Wed, 17 Jan 2018 10:26:48 EST ~ The Far Eastern or Amur leopard (Panthera pardus orientalis) is already among the rarest of the world's big cats, but new research reveals that it faces yet another threat: infection with canine distemper virus (CDV). Find out more...

New light on the mysterious origin of Bornean elephants

Wed, 17 Jan 2018 08:55:50 EST ~ How did Borneo get its elephant? This could be just another of Rudyard Kipling's just so stories. The Bornean elephant is a subspecies of Asian Elephants that only exist in a small region of Borneo. Their presence on this southeastern Asian island has been a mystery. Scientists have discovered that elephants might have arrived on Borneo at a time of the last land bridge between the Sunda Islands in Southeast Asia. Find out more...

Drones confirm importance of Costa Rican waters for sea turtles

Tue, 16 Jan 2018 15:12:59 EST ~ A new drone-enabled population survey -- the first ever on sea turtles -- shows that larger-than-anticipated numbers of turtles aggregate in waters off Costa Rica's Ostional National Wildlife Refuge. Scientists estimate turtle densities may reach up to 2,086 animals per square kilometer. The study underscores the importance of the Ostional habitat; it also confirms that drones are a reliable tool for surveying sea turtle abundance. Find out more...

Europe's lost forests: Coverage has halved over 6,000 years

Tue, 16 Jan 2018 11:11:21 EST ~ Research shows more than half of the forests across Europe have been lost over the past 6,000 years. Find out more...

Protecting corridors is critical to preserving genetic diversity in tigers, and mizimising extinction, study finds

Thu, 11 Jan 2018 10:14:16 EST ~ Tigers have lost 95% of their historical range, and what remains is highly fragmented. According to a new study, high traffic roads and densely populated urban areas are a severe impediment to tiger movement between fragments. Unplanned development in the future will result in loss of connectivity and an increased possibility of extinction for several tiger populations. To ensure future persistence, tiger populations need to be managed as a network of protected areas connected by corridors. Find out more...

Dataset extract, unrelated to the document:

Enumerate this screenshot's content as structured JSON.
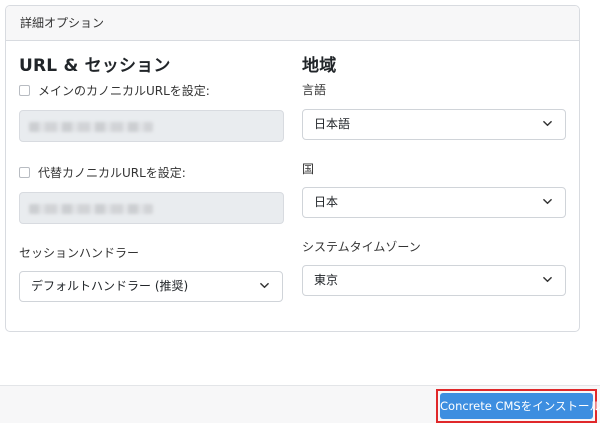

Rising temperatures turning major sea turtle population female

Thu, 11 Jan 2018 10:14:08 EST ~ Scientists have used a new research approach to show that warming temperatures are turning one of the world's largest sea turtle colonies almost entirely female, running the risk that the colony cannot sustain itself in coming decades, newly published research concludes. Find out more...

New hope for critically endangered Myanmar snub-nosed monkey

Thu, 11 Jan 2018 09:07:00 EST ~ Eight years after the discovery of a new primate species in Myanmar, scientists have released a new report revealing how the 'snubby' is faring. Find out more...

Hiding from a warmer climate in the forest

Thu, 11 Jan 2018 08:49:41 EST ~ Global warming threatens forest plants adapted to cooler temperatures. An international team of scientists have unraveled where these species could survive within colder spots in the same forest. The findings can help to understand the effect of climate change on forest biodiversity and what we can do to protect it. Find out more...